Irish swimmer Nicholas Quinn felt relief upon learning that the Olympic Games have been postponed until 2021.
The Japanese government and International Olympic Committee had been hopeful of maintaining the Tokyo 2020 games in their original slot this summer but ultimately decided to postpone them by a year due to the effects of the coronavirus pandemic.
That came as welcome news to many athletes including Olympian Quinn who had competed in Rio four years ago but would have been involved in the qualifying trials this week at the Aquatic Centre if they had not been cancelled by Swim Ireland last month.
"To be honest, the first feeling was just relief because obviously we've been drip-fed information for a couple of days before then and you're kind of thinking 'this can't go ahead with everything that's going on in the world'," the Mayo native told RTÉ Radio 1's Ryan Tubridy Show.
"The problem was athletes were trying to train and carry on their routines as well as they can in exceptional circumstances and it's just not possible.
"So I think my initial reaction was relief that now I don't have to try and keep pushing myself and putting myself or others potentially in danger.
"I can just sit back and focus on playing my part in staying home and getting through this and then getting back to training."
No training has been possible due to all swimming facilities being closed and it is 10 days since Quinn has been in the water.
"I'm having to find other ways to keep fit but it's now more to keep my sanity than anything else than at trying to keep in top physical shape," he said.
"It's just that if I was stuck in the house all day, I would go mad. So getting out for a run or getting out for a bit of a cycle, I've managed to set up a spin bike in my living room so I'm getting on that and just doing what I can more to keep sane and give a bit of structure to my day is now the amount of exercise I'm doing."
The 26-year-old had always viewed 2020 as a "marker to see where I'm at and potentially call it a day after that".
The postponement pushes that eventuality back one year, including key life decisions.
"So that brings up a whole lot of questions in that I was looking at finishing off my college and then looking at getting a job and moving into the next chapter of my life and now I have to re-evaluate and see is it there in terms of the body and if I can stay healthy for another year and then more importantly, am I mentally capable of going through it for another year."
He also touched on the "turbulent path" since his appearance in Rio after the death of his father following a hill walking accident in 2018.
"It threw everything into the air and led me to kind of question what I was doing and where I wanted to go with my sport and with my life in general.
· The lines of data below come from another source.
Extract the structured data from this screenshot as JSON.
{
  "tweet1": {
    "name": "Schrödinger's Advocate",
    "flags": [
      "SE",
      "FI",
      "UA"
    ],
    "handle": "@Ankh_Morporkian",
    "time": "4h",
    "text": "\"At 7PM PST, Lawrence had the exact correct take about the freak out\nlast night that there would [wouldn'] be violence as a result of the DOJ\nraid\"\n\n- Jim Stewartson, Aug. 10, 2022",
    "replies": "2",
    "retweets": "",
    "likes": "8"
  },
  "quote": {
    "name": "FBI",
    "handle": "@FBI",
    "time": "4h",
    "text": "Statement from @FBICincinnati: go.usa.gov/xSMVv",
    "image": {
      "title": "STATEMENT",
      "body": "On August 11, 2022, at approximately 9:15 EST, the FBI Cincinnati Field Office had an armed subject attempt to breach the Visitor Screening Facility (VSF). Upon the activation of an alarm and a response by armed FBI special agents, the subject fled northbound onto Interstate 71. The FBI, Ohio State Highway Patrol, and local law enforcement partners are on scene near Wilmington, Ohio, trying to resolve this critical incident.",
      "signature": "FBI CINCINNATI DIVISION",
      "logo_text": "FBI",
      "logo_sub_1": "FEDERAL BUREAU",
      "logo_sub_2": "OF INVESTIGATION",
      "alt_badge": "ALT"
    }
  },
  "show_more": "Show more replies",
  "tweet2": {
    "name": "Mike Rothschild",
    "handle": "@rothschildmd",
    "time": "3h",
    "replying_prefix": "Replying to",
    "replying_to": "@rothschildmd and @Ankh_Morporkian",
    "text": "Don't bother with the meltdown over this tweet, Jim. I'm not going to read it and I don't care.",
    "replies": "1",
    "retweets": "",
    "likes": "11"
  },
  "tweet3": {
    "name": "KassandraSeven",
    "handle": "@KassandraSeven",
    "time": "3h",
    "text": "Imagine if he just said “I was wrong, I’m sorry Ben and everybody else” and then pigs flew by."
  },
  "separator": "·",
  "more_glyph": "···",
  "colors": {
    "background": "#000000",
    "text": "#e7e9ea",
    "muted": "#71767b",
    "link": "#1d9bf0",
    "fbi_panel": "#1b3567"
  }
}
It did change my perception on everything so it was a big change and a big struggle for two or three years," said Quinn.